This argument may sound convincing, but it is flawed. And I say this as someone who has long respected Robert Maranto and his work. I was his mentor at the University of Maryland, from which he received his bachelor's degree in government in 1980. We have kept in touch and see each other often. We do not, however, commiserate about how people like us face discrimination in the academic marketplace -- because I am part of the liberal majority he sees as threatening people like himself.
In one crucial way, his argument is beyond reproach: Study after study indicates that most university faculty tilt to the left. But they are liberal Democrats, not Marxist zealots protesting the evils of the capitalist system. Maranto tells a handful of stories about alleged bias in academic hiring, but he provides no systematic evidence that liberal academics either consciously or unconsiously seek to replicate their own ideology in hiring.
A more fruitful way to begin a discussion of bias among academics is to ask why so many academics are liberal in the first place. I have no data about this question. But my own life story, and those of others I know, suggest an alternative explanation: People choose academic careers because they care more about intellectual pursuits than about making lots of money.
I had two opportunities as an undergraduate to select careers that would have been far more lucrative -- a college girlfriend who wanted me to join her father's accounting firm and a guaranteed position in a major law firm if I went to law school. I turned down both -- and lost the girlfriend -- because I wasn't interested in becoming an accountant or a lawyer. I'd be making substantially more money than I do now if I had chosen either route, but I doubt that I'd be very happy.
Still, plenty of people do choose to go to law school and business school, and some of them earn starting salaries approaching what I make after almost 40 years of university teaching. Law school and business school are rigorous, but they demand more rote memorization and less creativity than Ph.D. programs. The payoff for enduring these curricula are large salaries -- while academics "pay a price" for the "luxury" of pursuing research agendas of their choice.
The lure of large salaries is likely to appeal more to conservatives than to liberals. It seems very likely that business school graduates are as conservative as university faculty are liberal. Just as academics tilt to the left, people in the business world tilt to the right. Financial success is more important to young conservatives than to young liberals, so early on, there is a sorting out of career options.
We in the academy don't seek to replicate ourselves. I can't remember any hiring decision my department has ever made where the candidate's ideology was discussed. There are Republicans on our faculty -- when you teach about elections, it is useful (and fun) to have colleagues on the other side of the political fence. Even as I am a liberal Democrat, I wrote the evaluation for promotion for a conservative Republican colleague -- and he, in turn, wrote the tenure evaluation for a then-junior colleague considerably to the left of me. Some of my best and most successful students -- and the ones I have been closest to -- have been Republicans.

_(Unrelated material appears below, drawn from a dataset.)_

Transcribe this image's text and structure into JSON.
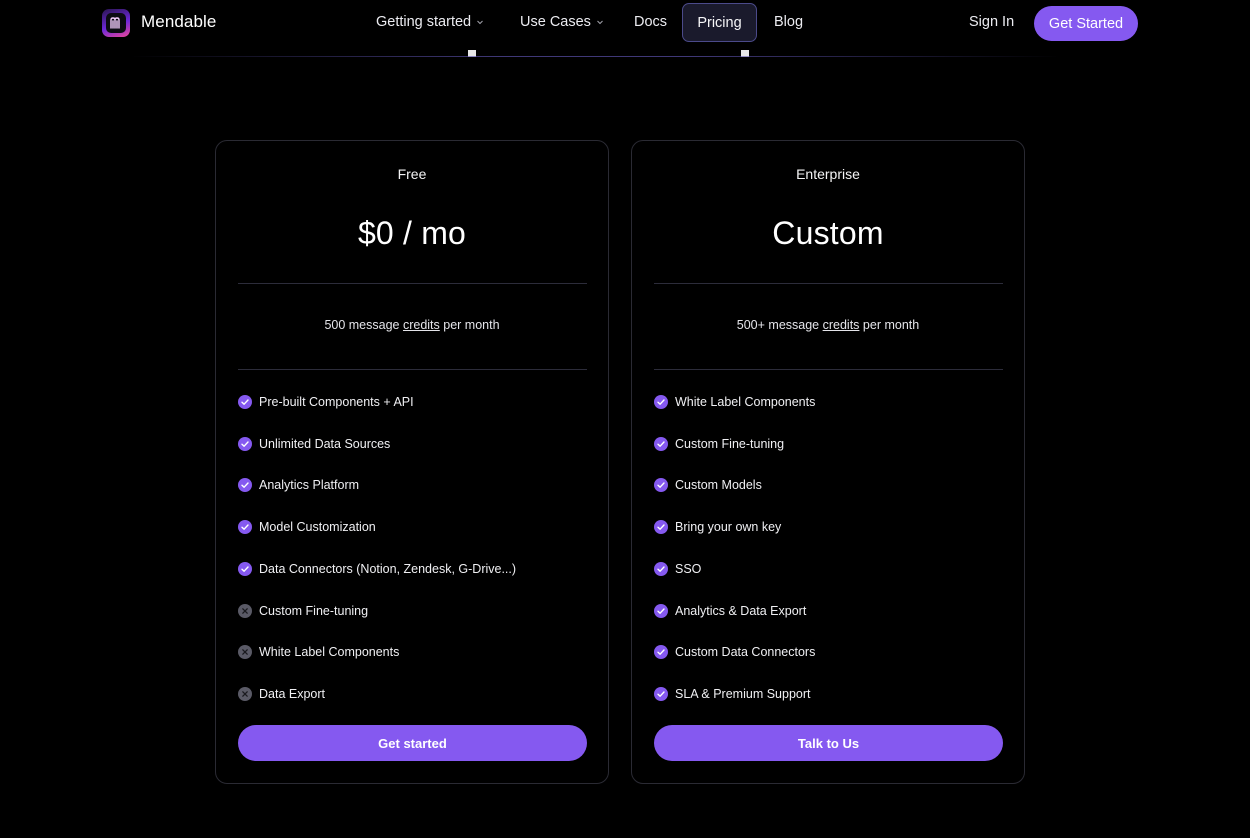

On rare occasions, someone will raise the issue of the ideology of a colleague. About a decade or so ago, one colleague on the left raised a question about a tenure candidate's past affiliation with conservative think tanks. The other tenured faculty at the meeting, including several even further to the left, shouted him down. These concerns were irrelevant, they insisted. And they carried the day: The anonymous vote for the candidate was unanimous for tenure and similar issues have never been raised since then.
All that said, I am not arguing that there is no ideological discrimination in academia. The anecdotes in Maranto's article show there is. But Maranto, of all people, should know that anecdotal evidence is hardly conclusive. His own area of expertise -- school choice -- is hotly debated in political science circles. The main advocate for a more market-based solution is a universally respected full professor at Harvard.
We have no evidence that ideological discrimination is common. If Robert Maranto believes it is, there is at least one concrete step he can take to combat it: Encourage his best conservative students to join him in the academy.
The author is a professor of government and politics at the University of Maryland.